After the first day’s skiing, which was great, we received a call from Bruce telling us that he’d be delayed another day. The following day, there was another call from Bruce; he’d be delayed yet another day. After three or four days of this, Bruce called to say that he wouldn’t be coming at all.
This didn’t faze us a bit; we’d had some superb skiing and were living high on the hog in this great house, happy to be alone. There were days when we would rise and one would say casually to the other, “Up for skiing today or what?” And those were the days that we’d stay in, both of us curled up in the living room chairs in front of the fire, engrossed in our books. There were times when not a word was spoken for four or five hours until someone offered to get a drink. The day would pass mostly in silence – a silence that only two good friends could be comfortable with.
A couple of memories… One day, we found out that night skiing was about to start and so we decided to be there on the opening night. It was bitterly cold, maybe that was the reason nobody was on the mountain except us. Despite the temperature, the skiing was awesome; with no one around, we had the pistes to ourselves. We raced down, arms out, whooping and yelling like schoolboys. Then we saw another person. We were coming down one slope to a point where it joined another. The skier was on the other piste and as we approached each other, for whatever reason, neither took evading action so, as unbelievable as it sounds, we very nearly collided.
Towards the end of our time there, we needed to do a bit of shopping. It was early evening and the night would soon be upon us. The snow was deep, although all the roads had been ploughed. Jon was driving very carefully as there was a real danger of ice on the roads – it was well below zero. Halfway back, on a gentle turn, the car started drifting. There was nothing Jon could do and so, as if in slow motion, we slid gracefully off the side of the road and settled with a soft thud in the ditch.
We got out and looked at our predicament. Obviously, we couldn’t get it out by ourselves and we’d seen precious little traffic on the roads. We were counting off our options, of which there were none, when luckily a pick-up truck drove by. It stopped and backed up, the driver asking if we needed any assistance. We certainly did. What a piece of luck.
The driver was a thickset man in a check shirt, obviously a local. He produced a towrope and fixed it to the car and effortlessly dragged us back on the road. To say the least we were grateful and wanted to convey our appreciation. Jon said something like, “Thank you, I don’t know what we would have done without you. Thank you so much, we really appreciate your stopping. You’re a real brick.”
At precisely this point, the man’s congeniality abruptly faded, the smile on his face disappeared and his eyes narrowed. There was a long pause before we realized that he had not heard of this obviously English expression.
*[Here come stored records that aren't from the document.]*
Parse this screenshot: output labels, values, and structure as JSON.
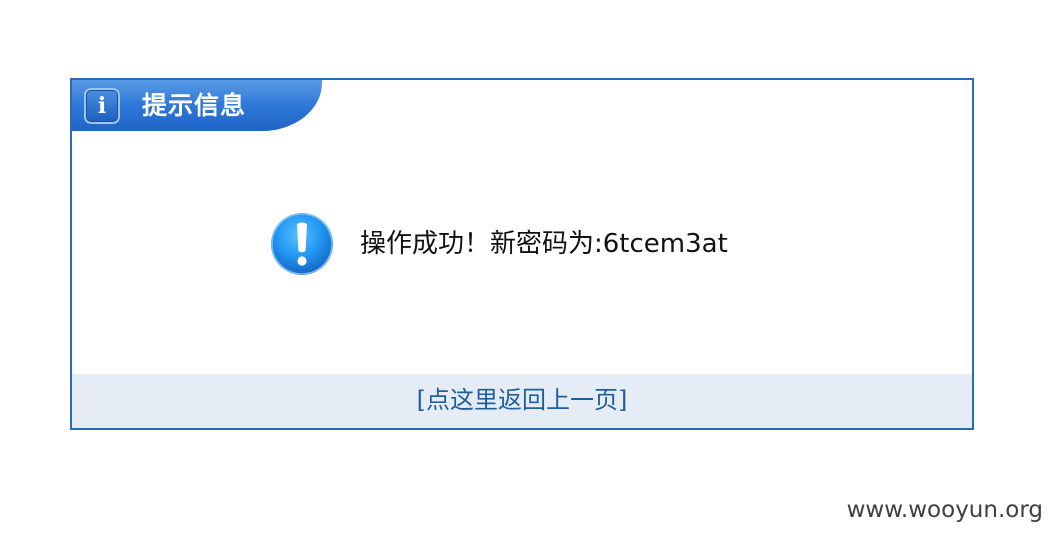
{
  "dialog": {
    "title": "提示信息",
    "info_icon_glyph": "i",
    "info_icon_name": "info-icon",
    "alert_icon_name": "exclamation-icon",
    "message": "操作成功！新密码为:6tcem3at",
    "back_link": "[点这里返回上一页]"
  },
  "watermark": "www.wooyun.org",
  "colors": {
    "border": "#2a6bb8",
    "header_blue": "#2f78d8",
    "link": "#1f5f9e",
    "footer_bg": "#e6ecf5",
    "alert_blue": "#1e88e5"
  }
}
Then it dawned… he thought Jon had called him a prick.
Jon’s apology and spluttering explanation of the word probably saved us from the guy pushing our car back into the ditch.
Anyway, the holiday ended all too quickly and we both agreed that it had been a sublime nine days, away from everything, just the two of us living in complete harmony.